▸ Exercise instructions
Leave every picture out, and write out the remaining entries exactly.

▸ Listed records
•••

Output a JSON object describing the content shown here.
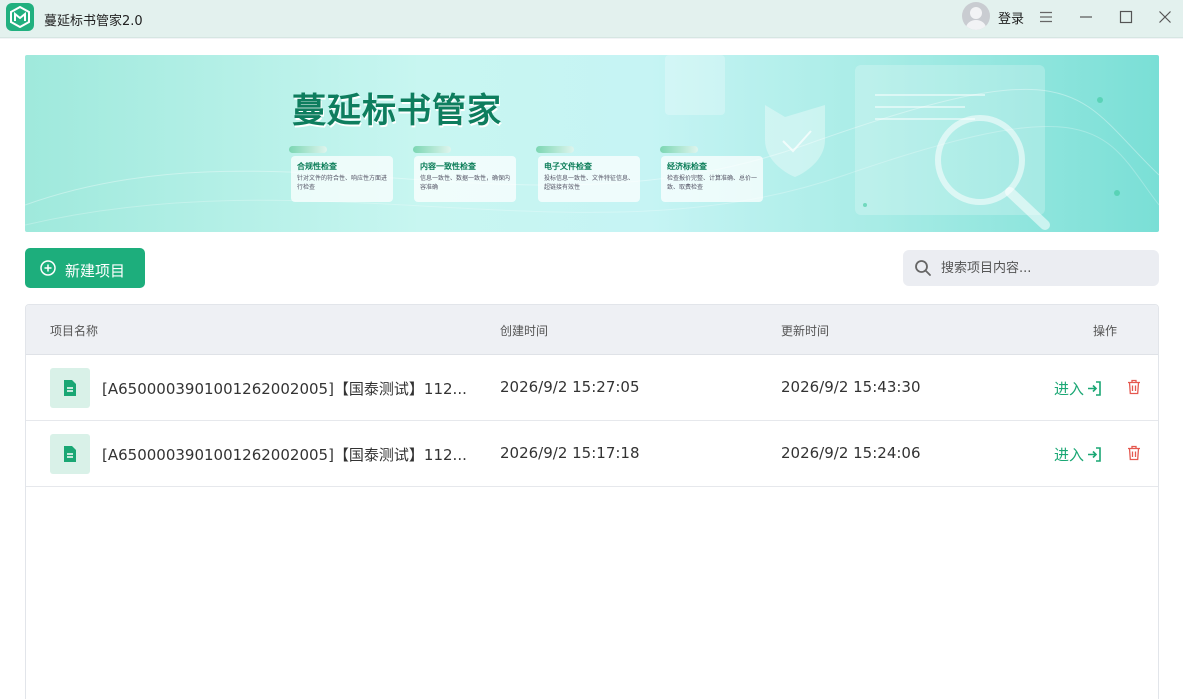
{
  "window": {
    "title": "蔓延标书管家2.0",
    "login_label": "登录"
  },
  "banner": {
    "title": "蔓延标书管家",
    "features": [
      {
        "title": "合规性检查",
        "desc": "针对文件的符合性、响应性方面进行检查"
      },
      {
        "title": "内容一致性检查",
        "desc": "信息一致性、数据一致性，确保内容准确"
      },
      {
        "title": "电子文件检查",
        "desc": "投标信息一致性、文件特征信息、超链接有效性"
      },
      {
        "title": "经济标检查",
        "desc": "检查报价完整、计算准确、总价一致、取费检查"
      }
    ]
  },
  "toolbar": {
    "new_label": "新建项目",
    "search_placeholder": "搜索项目内容..."
  },
  "table": {
    "headers": {
      "name": "项目名称",
      "created": "创建时间",
      "updated": "更新时间",
      "actions": "操作"
    },
    "rows": [
      {
        "name": "[A650000390100126200200​5]【国泰测试】112...",
        "created": "2026/9/2 15:27:05",
        "updated": "2026/9/2 15:43:30",
        "enter": "进入"
      },
      {
        "name": "[A650000390100126200200​5]【国泰测试】112...",
        "created": "2026/9/2 15:17:18",
        "updated": "2026/9/2 15:24:06",
        "enter": "进入"
      }
    ]
  },
  "icons": {
    "logo": "app-logo-icon",
    "menu": "hamburger-menu-icon",
    "minimize": "minimize-icon",
    "maximize": "maximize-icon",
    "close": "close-icon",
    "add": "plus-circle-icon",
    "search": "search-icon",
    "file": "document-icon",
    "enter": "enter-arrow-icon",
    "delete": "trash-icon"
  },
  "colors": {
    "accent": "#1dae7c",
    "delete": "#e5584f",
    "titlebar": "#e3f1ee"
  }
}
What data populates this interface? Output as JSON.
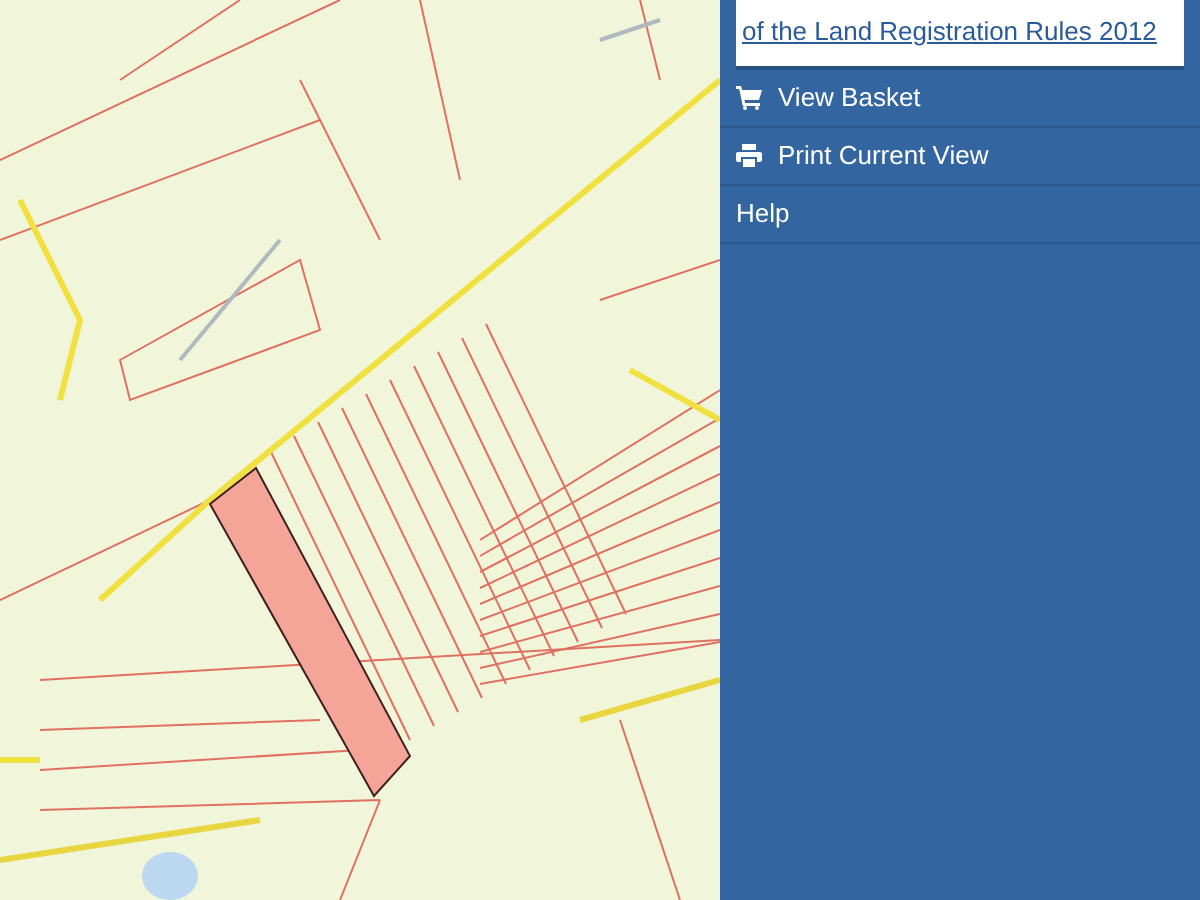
{
  "notice": {
    "link": "of the Land Registration Rules 2012"
  },
  "menu": [
    {
      "kind": "basket",
      "label": "View Basket"
    },
    {
      "kind": "print",
      "label": "Print Current View"
    },
    {
      "kind": "plain",
      "label": "Help"
    }
  ]
}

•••

▸ Answer space
Output a JSON object describing the content shown here.
{
  "window": {
    "title": "蔓延标书管家2.0",
    "login_label": "登录"
  },
  "banner": {
    "title": "蔓延标书管家",
    "features": [
      {
        "title": "合规性检查",
        "desc": "针对文件的符合性、响应性方面进行检查"
      },
      {
        "title": "内容一致性检查",
        "desc": "信息一致性、数据一致性，确保内容准确"
      },
      {
        "title": "电子文件检查",
        "desc": "投标信息一致性、文件特征信息、超链接有效性"
      },
      {
        "title": "经济标检查",
        "desc": "检查报价完整、计算准确、总价一致、取费检查"
      }
    ]
  },
  "toolbar": {
    "new_label": "新建项目",
    "search_placeholder": "搜索项目内容..."
  },
  "table": {
    "headers": {
      "name": "项目名称",
      "created": "创建时间",
      "updated": "更新时间",
      "actions": "操作"
    },
    "rows": [
      {
        "name": "[A650000390100126200200​5]【国泰测试】112...",
        "created": "2026/9/2 15:27:05",
        "updated": "2026/9/2 15:43:30",
        "enter": "进入"
      },
      {
        "name": "[A650000390100126200200​5]【国泰测试】112...",
        "created": "2026/9/2 15:17:18",
        "updated": "2026/9/2 15:24:06",
        "enter": "进入"
      }
    ]
  },
  "icons": {
    "logo": "app-logo-icon",
    "menu": "hamburger-menu-icon",
    "minimize": "minimize-icon",
    "maximize": "maximize-icon",
    "close": "close-icon",
    "add": "plus-circle-icon",
    "search": "search-icon",
    "file": "document-icon",
    "enter": "enter-arrow-icon",
    "delete": "trash-icon"
  },
  "colors": {
    "accent": "#1dae7c",
    "delete": "#e5584f",
    "titlebar": "#e3f1ee"
  }
}
What data populates this interface? Output as JSON.
{
  "notice": {
    "link": "of the Land Registration Rules 2012"
  },
  "menu": [
    {
      "kind": "basket",
      "label": "View Basket"
    },
    {
      "kind": "print",
      "label": "Print Current View"
    },
    {
      "kind": "plain",
      "label": "Help"
    }
  ]
}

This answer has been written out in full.